This is a typical issue of underdevelopment or underexposure, whatever it is, your negatives are too 'thin', not dense enough... so when scanned or digitally photographed those weird tones appear, I can see it in the over emphasised dust on the original image, also if you bring that image to photoshop or similar and play with the curves (contrast and blackpoint) you get something very similar to your second example.... the point is: the second sample you posted will have exactly the same problems as the first, you are just hiding them with the contrast applied to the digital file..
So the problem here is you are either underexposing pretty bad the negative (shooting 2 or 3 stops under what one can call a 'good' exposure) or your temperature or dev time is lower than what it should be..
Try to find a properly exposed negative and compare it to yours, do you see a difference in regards of density?
Google for 'thin negative' 'negatives are too thin' or something like that....

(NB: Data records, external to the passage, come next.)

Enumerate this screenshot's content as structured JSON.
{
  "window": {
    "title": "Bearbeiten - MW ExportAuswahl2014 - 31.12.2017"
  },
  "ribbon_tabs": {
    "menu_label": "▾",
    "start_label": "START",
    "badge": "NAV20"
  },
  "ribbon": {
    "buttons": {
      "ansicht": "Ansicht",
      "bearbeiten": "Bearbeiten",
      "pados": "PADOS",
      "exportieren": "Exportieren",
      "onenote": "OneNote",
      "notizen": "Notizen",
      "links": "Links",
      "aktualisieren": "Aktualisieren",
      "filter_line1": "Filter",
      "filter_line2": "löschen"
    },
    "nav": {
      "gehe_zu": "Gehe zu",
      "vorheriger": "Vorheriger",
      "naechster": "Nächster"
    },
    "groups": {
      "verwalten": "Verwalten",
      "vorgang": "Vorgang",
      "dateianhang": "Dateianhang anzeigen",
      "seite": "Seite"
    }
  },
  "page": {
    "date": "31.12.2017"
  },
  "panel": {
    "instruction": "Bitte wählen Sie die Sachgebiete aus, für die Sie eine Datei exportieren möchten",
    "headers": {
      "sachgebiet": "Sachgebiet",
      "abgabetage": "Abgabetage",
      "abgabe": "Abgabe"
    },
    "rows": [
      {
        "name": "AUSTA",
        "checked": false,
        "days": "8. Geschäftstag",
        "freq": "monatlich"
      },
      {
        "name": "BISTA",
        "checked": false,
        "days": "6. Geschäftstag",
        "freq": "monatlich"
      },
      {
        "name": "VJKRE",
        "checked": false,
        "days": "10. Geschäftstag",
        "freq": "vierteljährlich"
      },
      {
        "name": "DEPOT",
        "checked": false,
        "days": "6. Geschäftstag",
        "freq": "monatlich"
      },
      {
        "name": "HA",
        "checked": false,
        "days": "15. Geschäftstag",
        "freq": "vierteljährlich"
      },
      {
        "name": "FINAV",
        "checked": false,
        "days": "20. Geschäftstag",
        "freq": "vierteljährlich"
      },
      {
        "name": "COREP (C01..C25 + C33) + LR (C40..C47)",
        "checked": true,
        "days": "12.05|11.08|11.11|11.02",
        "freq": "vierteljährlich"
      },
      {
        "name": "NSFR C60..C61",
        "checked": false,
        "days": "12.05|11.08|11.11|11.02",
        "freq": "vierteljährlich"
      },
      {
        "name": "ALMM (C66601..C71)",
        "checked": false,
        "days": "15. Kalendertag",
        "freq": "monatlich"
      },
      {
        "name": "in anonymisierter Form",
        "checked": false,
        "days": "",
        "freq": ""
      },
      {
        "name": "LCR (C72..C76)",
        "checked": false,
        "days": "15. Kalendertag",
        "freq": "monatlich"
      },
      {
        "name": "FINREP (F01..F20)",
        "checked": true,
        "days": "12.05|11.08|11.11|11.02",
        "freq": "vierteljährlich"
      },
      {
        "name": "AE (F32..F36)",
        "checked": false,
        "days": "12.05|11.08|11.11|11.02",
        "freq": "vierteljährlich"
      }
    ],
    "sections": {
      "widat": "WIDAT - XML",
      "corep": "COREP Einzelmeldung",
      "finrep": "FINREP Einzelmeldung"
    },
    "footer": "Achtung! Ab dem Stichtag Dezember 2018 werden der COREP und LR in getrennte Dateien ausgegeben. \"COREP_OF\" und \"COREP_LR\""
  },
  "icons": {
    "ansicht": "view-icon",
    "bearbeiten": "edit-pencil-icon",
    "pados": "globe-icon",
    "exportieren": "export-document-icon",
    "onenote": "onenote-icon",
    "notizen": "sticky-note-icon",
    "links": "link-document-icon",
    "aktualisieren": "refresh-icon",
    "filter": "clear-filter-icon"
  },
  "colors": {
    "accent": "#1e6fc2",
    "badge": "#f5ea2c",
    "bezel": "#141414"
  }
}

Underdevelopment can surely be something. I don't think it's the camera that underexposes everything. I have checked the meter readings with a handheld and also tried another camera with the same results. The time is right as well if not my iphone got a really bad stop watch app. But my thermometer can be a bit off, it's not the most expensive proffesional one. I will have that checked against a couple of others.